((
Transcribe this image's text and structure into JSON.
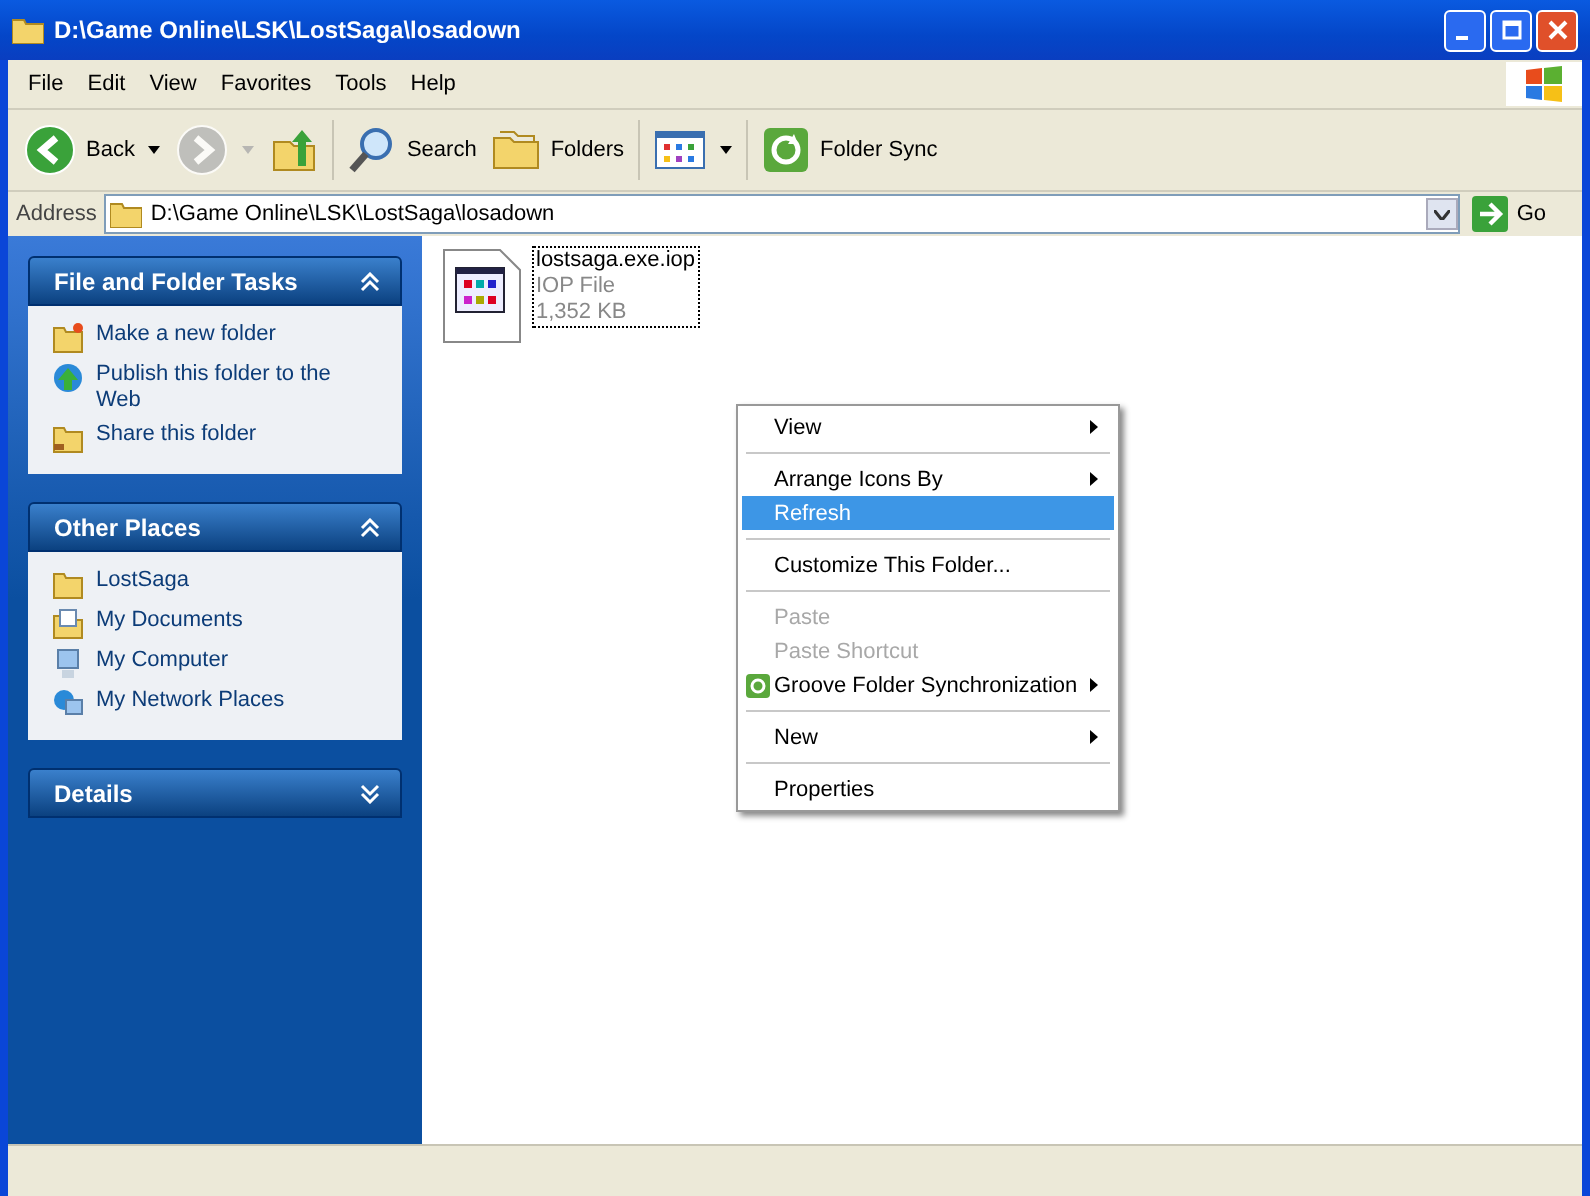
{
  "window": {
    "title": "D:\\Game Online\\LSK\\LostSaga\\losadown"
  },
  "menu_bar": [
    "File",
    "Edit",
    "View",
    "Favorites",
    "Tools",
    "Help"
  ],
  "toolbar": [
    {
      "kind": "back",
      "label": "Back",
      "disabled": false
    },
    {
      "kind": "forward",
      "disabled": true
    },
    {
      "kind": "up",
      "disabled": false
    },
    {
      "kind": "search",
      "label": "Search",
      "disabled": false
    },
    {
      "kind": "folders",
      "label": "Folders",
      "disabled": false
    },
    {
      "kind": "views",
      "disabled": false
    },
    {
      "kind": "sync",
      "label": "Folder Sync",
      "disabled": false
    }
  ],
  "address_bar": {
    "label": "Address",
    "value": "D:\\Game Online\\LSK\\LostSaga\\losadown",
    "go": "Go"
  },
  "sidebar": [
    {
      "title": "File and Folder Tasks",
      "expanded": true,
      "items": [
        {
          "kind": "new_folder",
          "label": "Make a new folder"
        },
        {
          "kind": "publish",
          "label": "Publish this folder to the Web"
        },
        {
          "kind": "share",
          "label": "Share this folder"
        }
      ]
    },
    {
      "title": "Other Places",
      "expanded": true,
      "items": [
        {
          "kind": "folder",
          "label": "LostSaga"
        },
        {
          "kind": "documents",
          "label": "My Documents"
        },
        {
          "kind": "computer",
          "label": "My Computer"
        },
        {
          "kind": "network",
          "label": "My Network Places"
        }
      ]
    },
    {
      "title": "Details",
      "expanded": false
    }
  ],
  "files": [
    {
      "name": "lostsaga.exe.iop",
      "type": "IOP File",
      "size": "1,352 KB",
      "selected": true
    }
  ],
  "context_menu": [
    {
      "kind": "item",
      "label": "View",
      "submenu": true,
      "disabled": false,
      "selected": false
    },
    {
      "kind": "separator"
    },
    {
      "kind": "item",
      "label": "Arrange Icons By",
      "submenu": true,
      "disabled": false,
      "selected": false
    },
    {
      "kind": "item",
      "label": "Refresh",
      "submenu": false,
      "disabled": false,
      "selected": true
    },
    {
      "kind": "separator"
    },
    {
      "kind": "item",
      "label": "Customize This Folder...",
      "submenu": false,
      "disabled": false,
      "selected": false
    },
    {
      "kind": "separator"
    },
    {
      "kind": "item",
      "label": "Paste",
      "submenu": false,
      "disabled": true,
      "selected": false
    },
    {
      "kind": "item",
      "label": "Paste Shortcut",
      "submenu": false,
      "disabled": true,
      "selected": false
    },
    {
      "kind": "icon_item",
      "label": "Groove Folder Synchronization",
      "submenu": true,
      "disabled": false,
      "selected": false
    },
    {
      "kind": "separator"
    },
    {
      "kind": "item",
      "label": "New",
      "submenu": true,
      "disabled": false,
      "selected": false
    },
    {
      "kind": "separator"
    },
    {
      "kind": "item",
      "label": "Properties",
      "submenu": false,
      "disabled": false,
      "selected": false
    }
  ]
}
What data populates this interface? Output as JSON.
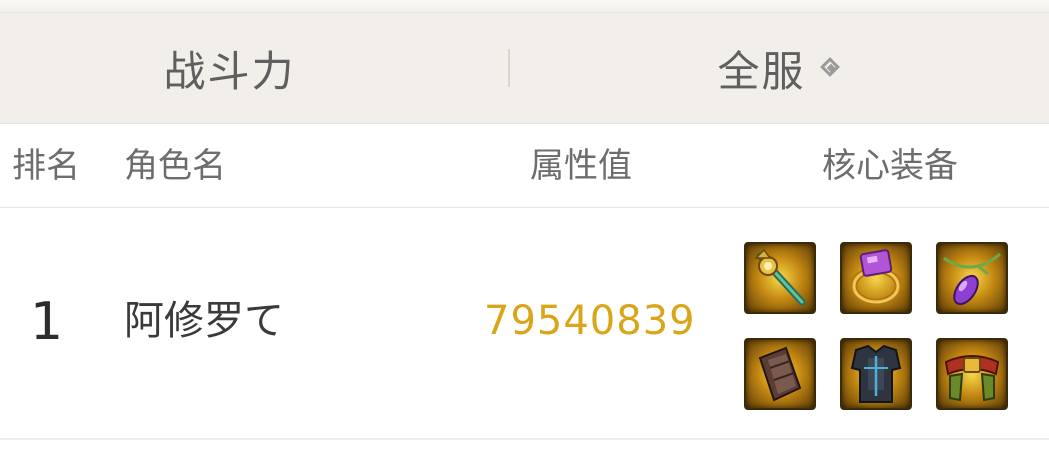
{
  "filters": {
    "category_label": "战斗力",
    "server_label": "全服",
    "server_dropdown_icon": "diamond-dropdown-icon"
  },
  "table": {
    "columns": [
      "排名",
      "角色名",
      "属性值",
      "核心装备"
    ],
    "rows": [
      {
        "rank": "1",
        "name": "阿修罗て",
        "value": "79540839",
        "equipment": [
          "staff-icon",
          "purple-gem-ring-icon",
          "amethyst-necklace-icon",
          "leather-bracer-icon",
          "dark-armor-icon",
          "red-gold-belt-icon"
        ]
      }
    ]
  },
  "colors": {
    "value_gold": "#d9a61a",
    "filter_bg": "#f2efea"
  }
}
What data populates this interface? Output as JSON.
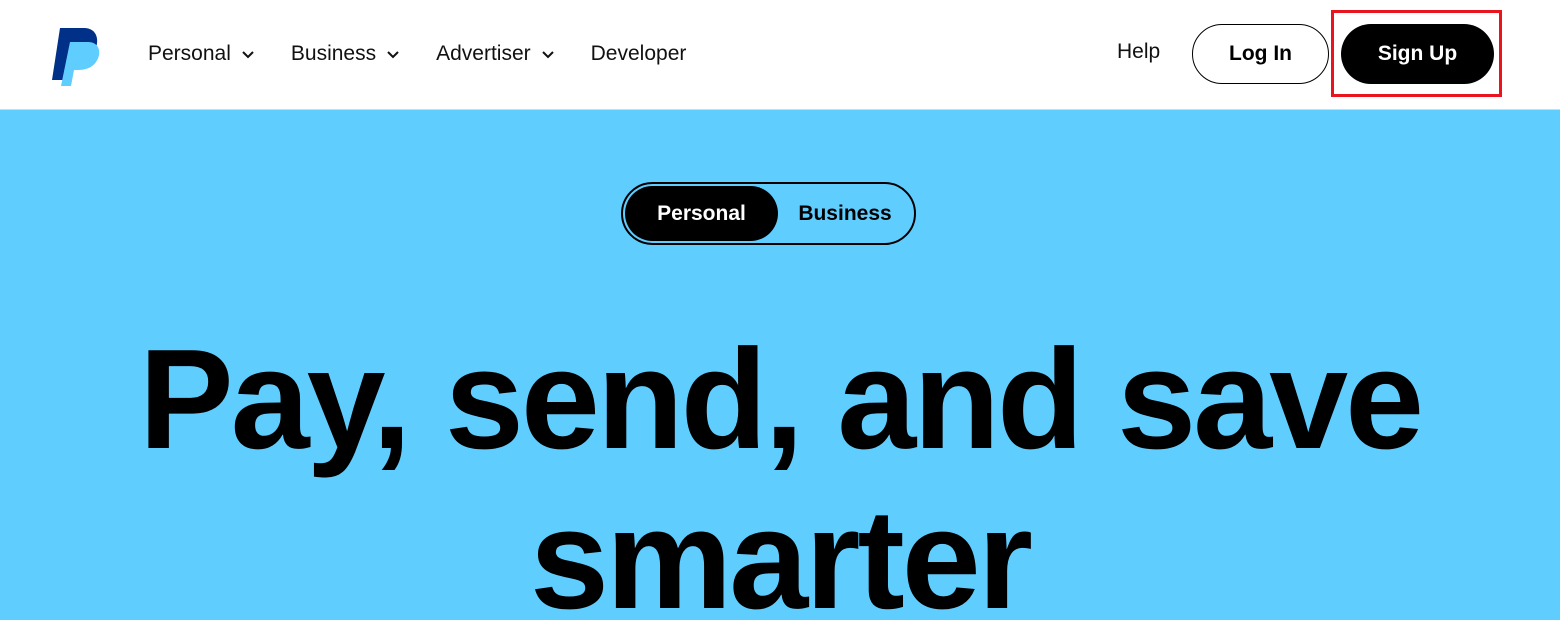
{
  "brand": {
    "logo": "paypal-logo",
    "colors": {
      "dark_blue": "#003087",
      "light_blue": "#60cdff"
    }
  },
  "nav": {
    "items": [
      {
        "label": "Personal",
        "has_dropdown": true
      },
      {
        "label": "Business",
        "has_dropdown": true
      },
      {
        "label": "Advertiser",
        "has_dropdown": true
      },
      {
        "label": "Developer",
        "has_dropdown": false
      }
    ],
    "help_label": "Help",
    "login_label": "Log In",
    "signup_label": "Sign Up"
  },
  "hero": {
    "background_color": "#60cdff",
    "toggle": {
      "active": "Personal",
      "inactive": "Business"
    },
    "headline_line1": "Pay, send, and save",
    "headline_line2": "smarter"
  },
  "annotation": {
    "highlight_color": "#e8141e"
  }
}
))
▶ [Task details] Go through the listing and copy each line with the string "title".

▶ [Answer for the task]
    "title": "D:\\Game Online\\LSK\\LostSaga\\losadown"
      "title": "File and Folder Tasks",
      "title": "Other Places",
      "title": "Details",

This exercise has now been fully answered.